Scan the material for the word "JSON", then return every line where it appears.

#### Study material

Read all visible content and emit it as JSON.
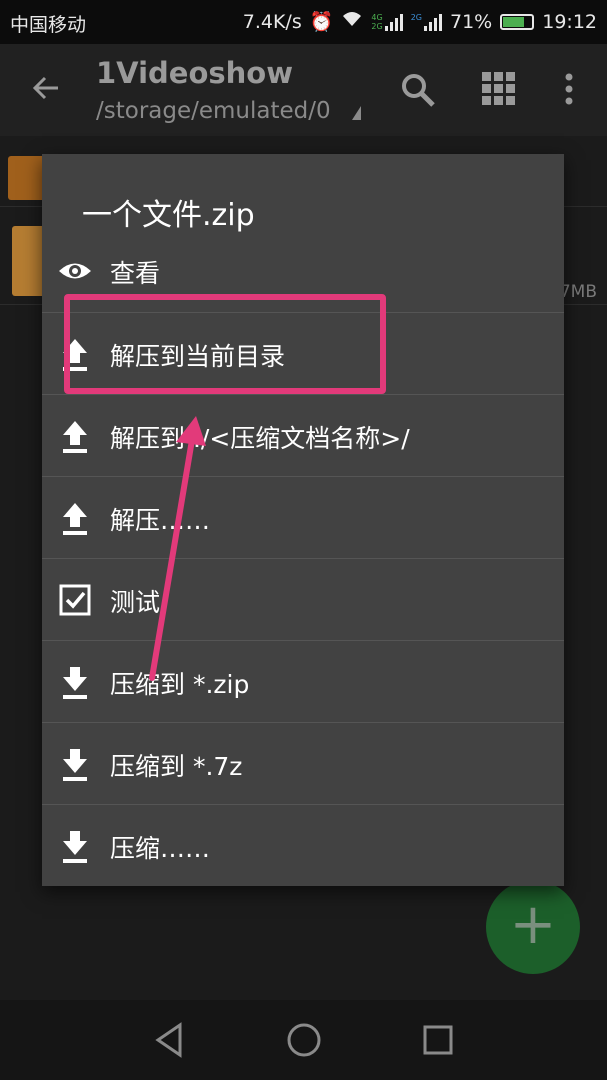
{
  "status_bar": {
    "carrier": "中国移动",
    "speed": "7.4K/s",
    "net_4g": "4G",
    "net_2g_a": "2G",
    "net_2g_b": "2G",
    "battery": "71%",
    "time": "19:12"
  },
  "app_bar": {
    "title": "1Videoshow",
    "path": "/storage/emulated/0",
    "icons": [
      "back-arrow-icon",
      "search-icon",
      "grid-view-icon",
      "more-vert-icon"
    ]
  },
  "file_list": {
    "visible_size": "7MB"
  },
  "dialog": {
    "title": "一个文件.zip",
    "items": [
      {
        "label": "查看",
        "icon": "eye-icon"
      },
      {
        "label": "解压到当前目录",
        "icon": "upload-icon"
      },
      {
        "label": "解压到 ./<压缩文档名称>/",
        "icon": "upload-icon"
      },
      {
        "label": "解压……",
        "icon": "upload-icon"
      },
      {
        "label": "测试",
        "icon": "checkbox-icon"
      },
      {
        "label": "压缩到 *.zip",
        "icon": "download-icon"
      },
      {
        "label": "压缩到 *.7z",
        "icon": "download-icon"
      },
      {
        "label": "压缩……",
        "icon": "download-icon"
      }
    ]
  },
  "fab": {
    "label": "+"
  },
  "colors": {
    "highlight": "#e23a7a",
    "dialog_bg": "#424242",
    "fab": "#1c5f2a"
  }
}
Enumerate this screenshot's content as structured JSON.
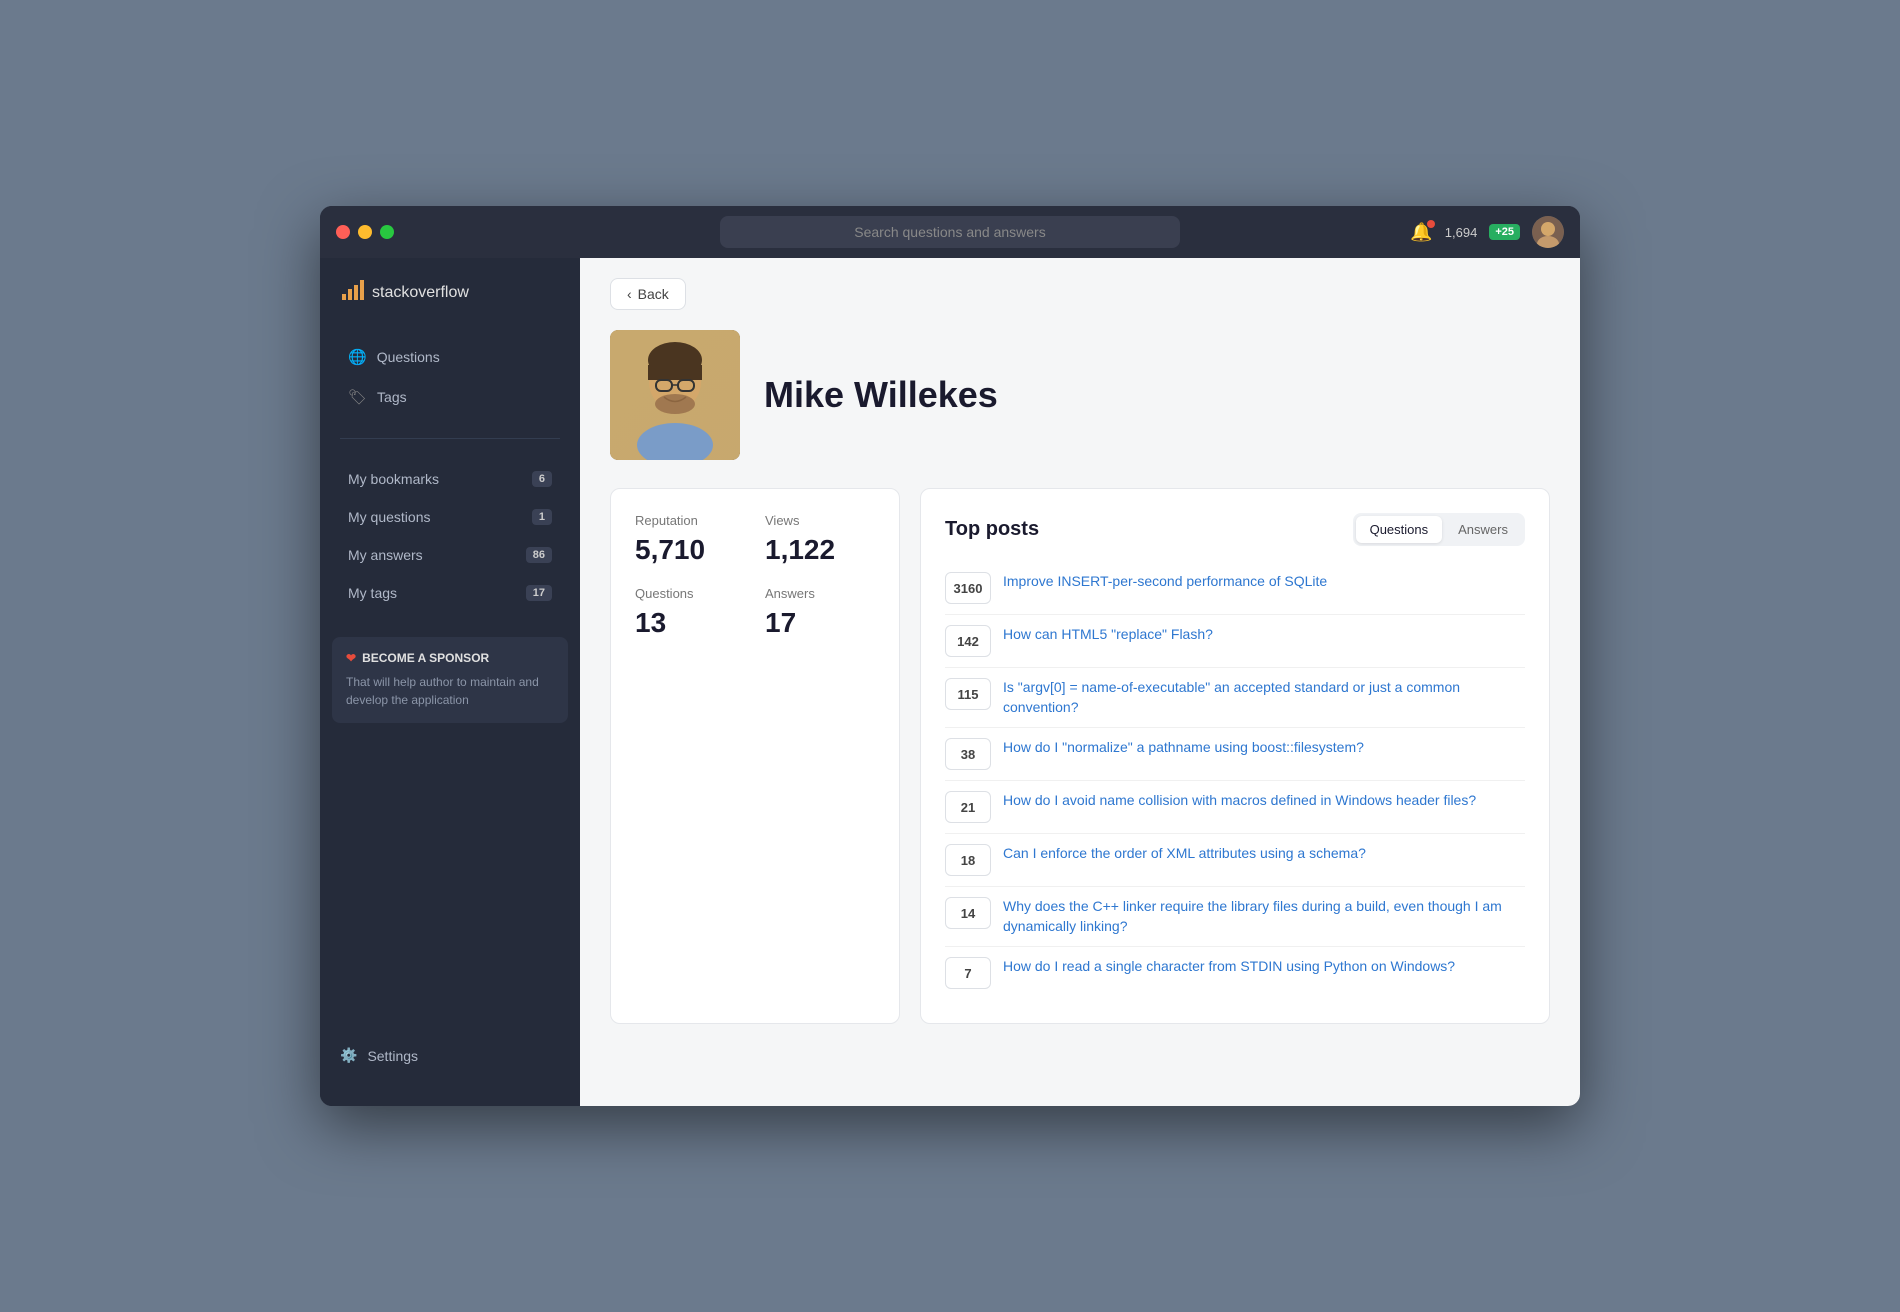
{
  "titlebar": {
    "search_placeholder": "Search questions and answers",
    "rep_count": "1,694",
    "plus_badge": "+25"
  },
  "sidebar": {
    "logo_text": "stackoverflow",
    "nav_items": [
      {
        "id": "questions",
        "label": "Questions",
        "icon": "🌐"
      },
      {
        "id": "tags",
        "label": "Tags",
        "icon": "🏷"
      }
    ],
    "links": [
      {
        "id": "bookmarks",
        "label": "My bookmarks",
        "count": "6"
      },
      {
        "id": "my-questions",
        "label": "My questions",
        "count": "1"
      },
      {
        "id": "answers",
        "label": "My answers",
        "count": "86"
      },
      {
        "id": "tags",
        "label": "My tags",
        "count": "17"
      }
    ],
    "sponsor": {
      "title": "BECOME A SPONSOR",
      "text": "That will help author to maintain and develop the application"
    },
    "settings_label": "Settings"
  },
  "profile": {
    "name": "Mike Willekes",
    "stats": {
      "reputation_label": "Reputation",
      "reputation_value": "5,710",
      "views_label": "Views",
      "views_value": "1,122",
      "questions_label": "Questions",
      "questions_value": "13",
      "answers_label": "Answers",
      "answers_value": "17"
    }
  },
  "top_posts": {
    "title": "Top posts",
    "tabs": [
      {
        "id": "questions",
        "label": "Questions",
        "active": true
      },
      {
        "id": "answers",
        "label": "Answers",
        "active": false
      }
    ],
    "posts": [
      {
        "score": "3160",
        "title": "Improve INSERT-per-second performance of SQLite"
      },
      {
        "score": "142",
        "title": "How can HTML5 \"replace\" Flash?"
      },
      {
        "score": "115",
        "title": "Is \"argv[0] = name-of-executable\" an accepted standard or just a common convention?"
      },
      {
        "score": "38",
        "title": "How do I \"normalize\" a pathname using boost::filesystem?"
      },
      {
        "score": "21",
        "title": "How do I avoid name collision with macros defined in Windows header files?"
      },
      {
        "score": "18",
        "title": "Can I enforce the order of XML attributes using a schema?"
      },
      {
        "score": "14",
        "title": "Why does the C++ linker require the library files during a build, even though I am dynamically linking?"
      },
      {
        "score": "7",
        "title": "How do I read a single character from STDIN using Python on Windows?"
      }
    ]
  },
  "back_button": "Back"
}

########
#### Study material

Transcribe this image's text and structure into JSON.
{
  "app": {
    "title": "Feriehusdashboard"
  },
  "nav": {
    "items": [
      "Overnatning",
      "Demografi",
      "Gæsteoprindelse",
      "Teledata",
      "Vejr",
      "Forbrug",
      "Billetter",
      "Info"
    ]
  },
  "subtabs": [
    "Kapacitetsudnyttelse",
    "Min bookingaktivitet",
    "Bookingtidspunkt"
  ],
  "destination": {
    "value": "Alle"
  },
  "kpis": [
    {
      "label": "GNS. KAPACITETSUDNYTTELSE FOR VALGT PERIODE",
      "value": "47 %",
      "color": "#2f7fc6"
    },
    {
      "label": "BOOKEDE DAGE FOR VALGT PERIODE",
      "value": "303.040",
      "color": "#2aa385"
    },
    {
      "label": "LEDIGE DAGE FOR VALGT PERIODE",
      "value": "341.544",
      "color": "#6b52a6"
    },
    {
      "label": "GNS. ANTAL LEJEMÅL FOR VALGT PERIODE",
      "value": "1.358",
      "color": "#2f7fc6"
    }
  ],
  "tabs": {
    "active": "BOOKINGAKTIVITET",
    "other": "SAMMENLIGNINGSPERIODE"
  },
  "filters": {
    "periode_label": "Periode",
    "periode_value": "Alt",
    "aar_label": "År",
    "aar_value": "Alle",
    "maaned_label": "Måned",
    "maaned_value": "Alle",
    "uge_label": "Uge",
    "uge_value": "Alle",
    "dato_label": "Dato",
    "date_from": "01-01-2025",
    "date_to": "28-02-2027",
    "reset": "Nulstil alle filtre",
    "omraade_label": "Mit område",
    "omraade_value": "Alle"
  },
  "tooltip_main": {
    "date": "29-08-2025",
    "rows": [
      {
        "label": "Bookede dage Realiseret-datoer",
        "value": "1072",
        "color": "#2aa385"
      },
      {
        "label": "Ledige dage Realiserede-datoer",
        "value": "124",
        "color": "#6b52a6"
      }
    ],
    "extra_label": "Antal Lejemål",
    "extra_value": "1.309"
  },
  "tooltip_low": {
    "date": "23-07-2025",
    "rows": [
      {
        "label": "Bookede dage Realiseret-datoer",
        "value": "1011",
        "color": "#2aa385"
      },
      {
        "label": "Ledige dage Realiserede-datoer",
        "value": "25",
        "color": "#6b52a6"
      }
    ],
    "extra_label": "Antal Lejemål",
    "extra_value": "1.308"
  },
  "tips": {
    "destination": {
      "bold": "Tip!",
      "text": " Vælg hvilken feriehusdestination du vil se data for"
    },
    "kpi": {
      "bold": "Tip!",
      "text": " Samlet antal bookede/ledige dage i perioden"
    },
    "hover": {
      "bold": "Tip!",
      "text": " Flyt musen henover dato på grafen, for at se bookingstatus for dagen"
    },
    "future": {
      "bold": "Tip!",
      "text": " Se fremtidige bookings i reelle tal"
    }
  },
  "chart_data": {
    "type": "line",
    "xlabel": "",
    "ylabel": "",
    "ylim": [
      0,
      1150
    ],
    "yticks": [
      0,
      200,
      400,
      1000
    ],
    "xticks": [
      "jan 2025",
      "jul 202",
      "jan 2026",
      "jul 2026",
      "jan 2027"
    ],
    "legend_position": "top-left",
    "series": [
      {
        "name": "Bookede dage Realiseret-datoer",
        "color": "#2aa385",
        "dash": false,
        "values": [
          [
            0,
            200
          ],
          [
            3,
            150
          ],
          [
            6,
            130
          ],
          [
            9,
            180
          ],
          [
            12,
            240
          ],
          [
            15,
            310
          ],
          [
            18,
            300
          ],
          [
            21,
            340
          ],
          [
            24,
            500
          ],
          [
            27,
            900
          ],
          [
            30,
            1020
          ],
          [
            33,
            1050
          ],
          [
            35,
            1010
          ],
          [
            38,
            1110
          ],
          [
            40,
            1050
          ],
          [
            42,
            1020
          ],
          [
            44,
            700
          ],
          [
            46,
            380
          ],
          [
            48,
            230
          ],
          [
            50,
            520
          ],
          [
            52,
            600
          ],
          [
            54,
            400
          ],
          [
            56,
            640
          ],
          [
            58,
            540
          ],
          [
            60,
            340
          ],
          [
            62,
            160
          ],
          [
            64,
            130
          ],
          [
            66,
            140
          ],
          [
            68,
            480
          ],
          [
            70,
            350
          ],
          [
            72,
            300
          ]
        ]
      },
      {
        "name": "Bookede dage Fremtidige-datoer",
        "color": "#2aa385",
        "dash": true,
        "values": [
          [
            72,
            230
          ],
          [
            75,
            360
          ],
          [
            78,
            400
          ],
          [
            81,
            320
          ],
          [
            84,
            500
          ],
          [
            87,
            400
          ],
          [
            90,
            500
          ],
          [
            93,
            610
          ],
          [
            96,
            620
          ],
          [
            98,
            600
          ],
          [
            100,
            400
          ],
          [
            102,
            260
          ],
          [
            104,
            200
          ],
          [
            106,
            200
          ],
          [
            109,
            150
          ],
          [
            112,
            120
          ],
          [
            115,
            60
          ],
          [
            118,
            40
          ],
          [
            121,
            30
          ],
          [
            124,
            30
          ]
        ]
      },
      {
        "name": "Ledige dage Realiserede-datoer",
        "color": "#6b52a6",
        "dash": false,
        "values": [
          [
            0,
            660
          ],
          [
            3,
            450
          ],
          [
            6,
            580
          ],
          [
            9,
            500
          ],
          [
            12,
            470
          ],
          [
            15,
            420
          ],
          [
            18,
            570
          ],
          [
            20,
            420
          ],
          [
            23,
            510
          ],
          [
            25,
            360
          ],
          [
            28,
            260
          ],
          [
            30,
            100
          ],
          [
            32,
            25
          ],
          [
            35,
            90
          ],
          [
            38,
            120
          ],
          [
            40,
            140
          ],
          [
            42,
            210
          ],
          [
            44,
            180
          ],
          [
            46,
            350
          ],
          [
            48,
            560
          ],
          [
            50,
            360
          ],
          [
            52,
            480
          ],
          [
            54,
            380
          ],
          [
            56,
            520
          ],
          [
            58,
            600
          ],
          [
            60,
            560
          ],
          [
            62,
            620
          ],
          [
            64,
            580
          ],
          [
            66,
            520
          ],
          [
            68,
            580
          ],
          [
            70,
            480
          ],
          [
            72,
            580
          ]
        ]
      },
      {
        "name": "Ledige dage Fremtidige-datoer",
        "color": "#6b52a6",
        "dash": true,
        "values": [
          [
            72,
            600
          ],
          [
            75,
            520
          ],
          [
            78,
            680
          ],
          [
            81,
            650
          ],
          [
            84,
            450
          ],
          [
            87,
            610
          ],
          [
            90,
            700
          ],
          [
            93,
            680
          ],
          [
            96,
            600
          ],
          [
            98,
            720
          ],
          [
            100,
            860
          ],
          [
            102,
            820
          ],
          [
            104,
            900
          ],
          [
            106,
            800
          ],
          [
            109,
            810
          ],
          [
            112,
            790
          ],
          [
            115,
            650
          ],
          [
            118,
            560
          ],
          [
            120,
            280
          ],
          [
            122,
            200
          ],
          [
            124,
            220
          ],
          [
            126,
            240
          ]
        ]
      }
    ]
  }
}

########

_Answer section_.
Read all visible content and emit it as JSON.
Enumerate this screenshot's content as structured JSON.
Transcribe this image's text and structure into JSON.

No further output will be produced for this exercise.